* **Action item**
Print the entries underneath word for word, omitting whatever pictures they contain.

* **Available data**

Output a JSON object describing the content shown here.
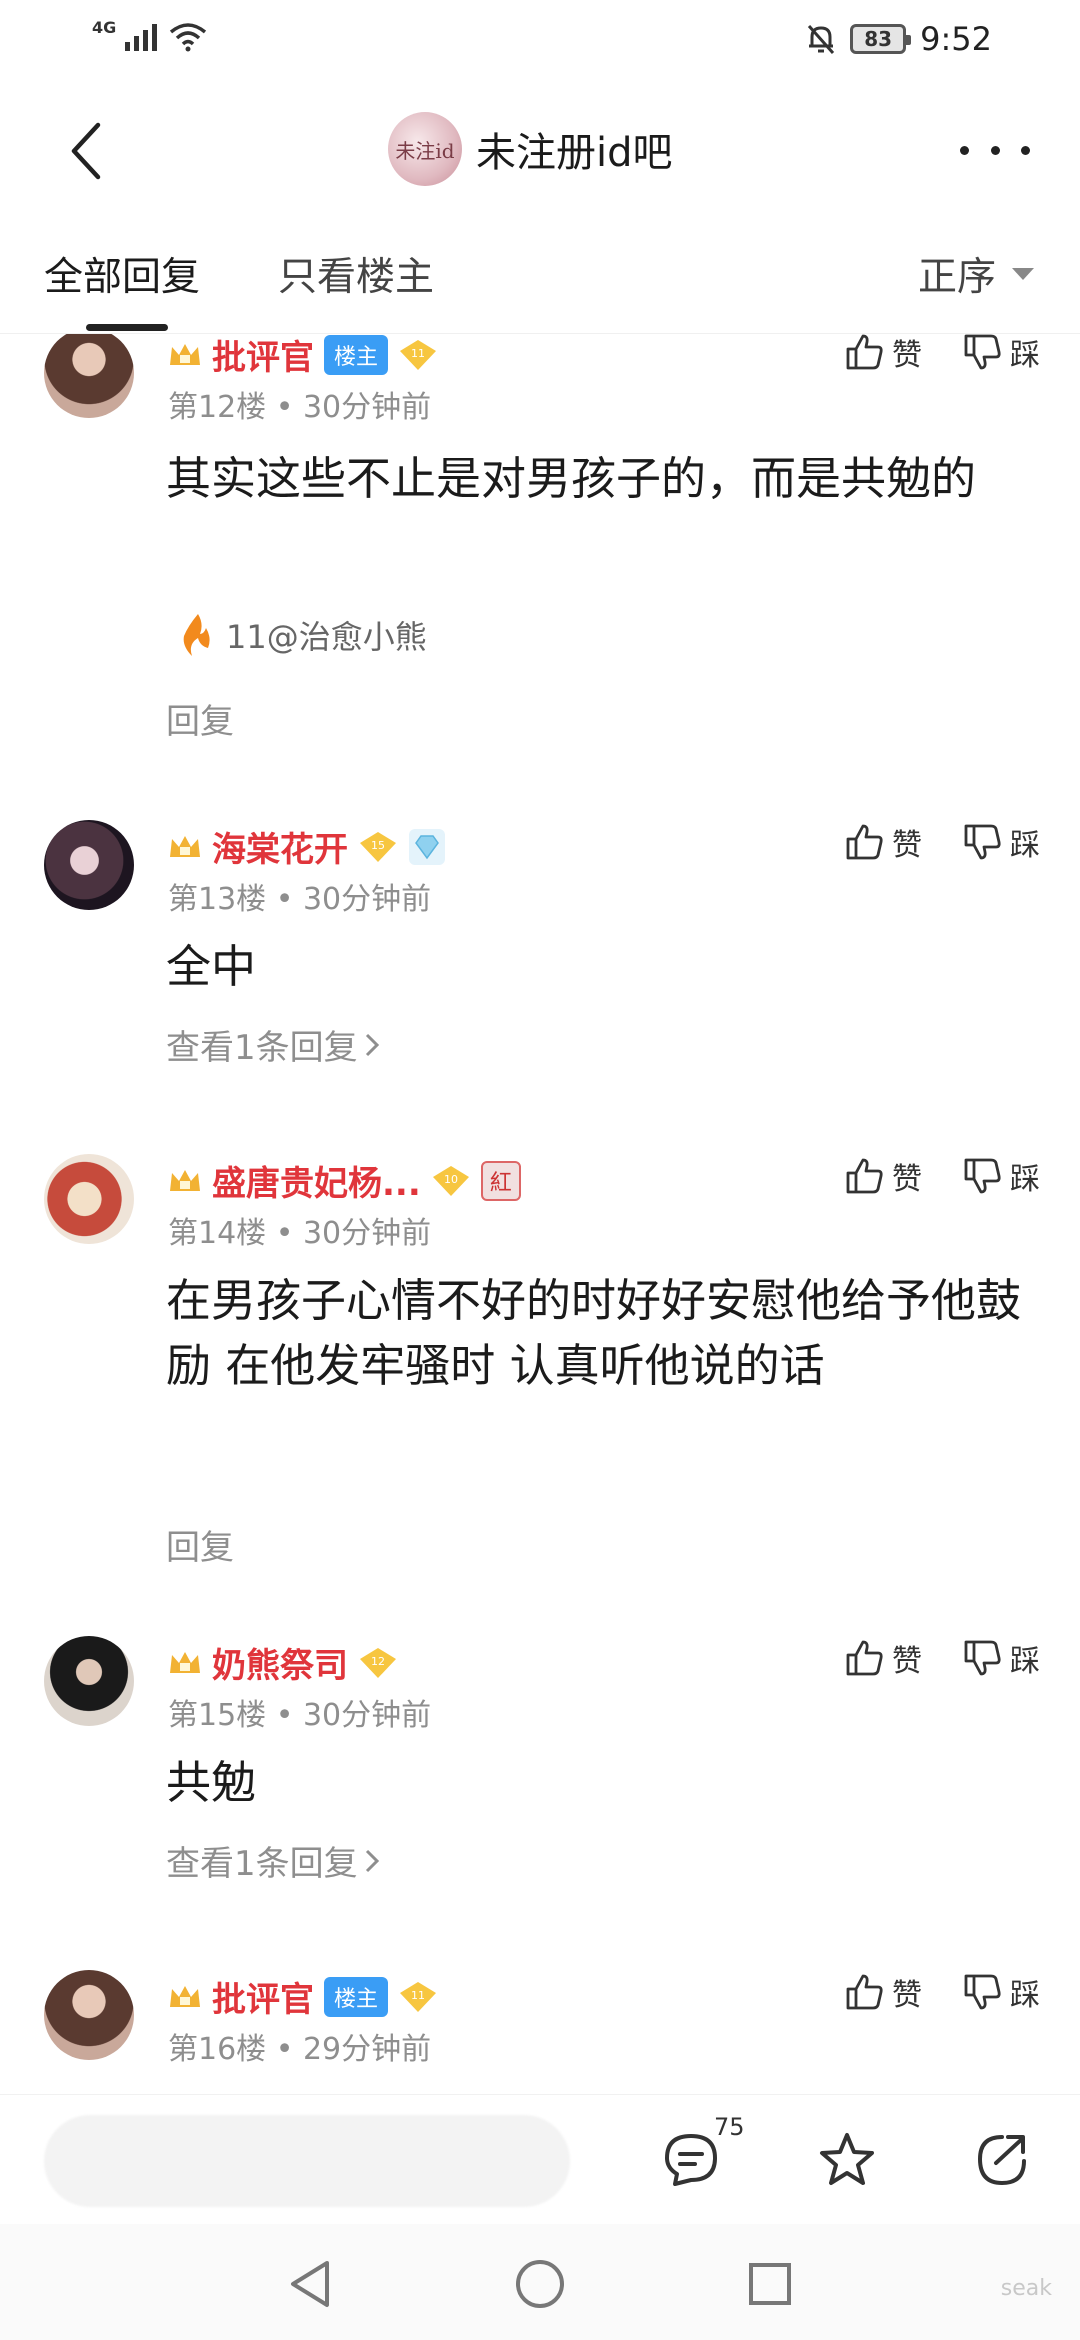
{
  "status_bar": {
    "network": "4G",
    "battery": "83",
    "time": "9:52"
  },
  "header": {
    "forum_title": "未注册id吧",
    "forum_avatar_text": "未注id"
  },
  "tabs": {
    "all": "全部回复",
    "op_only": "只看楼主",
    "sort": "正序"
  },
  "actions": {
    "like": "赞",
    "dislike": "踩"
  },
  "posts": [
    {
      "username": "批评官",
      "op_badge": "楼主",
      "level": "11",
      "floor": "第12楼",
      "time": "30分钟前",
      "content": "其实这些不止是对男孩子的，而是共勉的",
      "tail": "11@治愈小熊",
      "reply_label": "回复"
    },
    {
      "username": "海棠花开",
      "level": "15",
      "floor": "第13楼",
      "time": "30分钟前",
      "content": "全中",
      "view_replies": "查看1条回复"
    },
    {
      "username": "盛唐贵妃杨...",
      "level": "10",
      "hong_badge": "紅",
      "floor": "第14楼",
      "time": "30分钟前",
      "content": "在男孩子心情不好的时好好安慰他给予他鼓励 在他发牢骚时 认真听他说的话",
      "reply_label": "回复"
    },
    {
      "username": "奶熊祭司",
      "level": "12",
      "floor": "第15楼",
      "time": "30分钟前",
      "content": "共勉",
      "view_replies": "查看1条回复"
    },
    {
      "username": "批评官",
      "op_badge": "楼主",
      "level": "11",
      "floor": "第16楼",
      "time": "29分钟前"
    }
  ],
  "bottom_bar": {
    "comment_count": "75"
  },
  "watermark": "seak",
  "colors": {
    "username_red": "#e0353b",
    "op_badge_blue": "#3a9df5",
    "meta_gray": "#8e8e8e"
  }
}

* **Task response**
Output a JSON object describing the content shown here.
{
  "status_bar": {
    "network": "4G",
    "battery": "83",
    "time": "9:52"
  },
  "header": {
    "forum_title": "未注册id吧",
    "forum_avatar_text": "未注id"
  },
  "tabs": {
    "all": "全部回复",
    "op_only": "只看楼主",
    "sort": "正序"
  },
  "actions": {
    "like": "赞",
    "dislike": "踩"
  },
  "posts": [
    {
      "username": "批评官",
      "op_badge": "楼主",
      "level": "11",
      "floor": "第12楼",
      "time": "30分钟前",
      "content": "其实这些不止是对男孩子的，而是共勉的",
      "tail": "11@治愈小熊",
      "reply_label": "回复"
    },
    {
      "username": "海棠花开",
      "level": "15",
      "floor": "第13楼",
      "time": "30分钟前",
      "content": "全中",
      "view_replies": "查看1条回复"
    },
    {
      "username": "盛唐贵妃杨...",
      "level": "10",
      "hong_badge": "紅",
      "floor": "第14楼",
      "time": "30分钟前",
      "content": "在男孩子心情不好的时好好安慰他给予他鼓励 在他发牢骚时 认真听他说的话",
      "reply_label": "回复"
    },
    {
      "username": "奶熊祭司",
      "level": "12",
      "floor": "第15楼",
      "time": "30分钟前",
      "content": "共勉",
      "view_replies": "查看1条回复"
    },
    {
      "username": "批评官",
      "op_badge": "楼主",
      "level": "11",
      "floor": "第16楼",
      "time": "29分钟前"
    }
  ],
  "bottom_bar": {
    "comment_count": "75"
  },
  "watermark": "seak",
  "colors": {
    "username_red": "#e0353b",
    "op_badge_blue": "#3a9df5",
    "meta_gray": "#8e8e8e"
  }
}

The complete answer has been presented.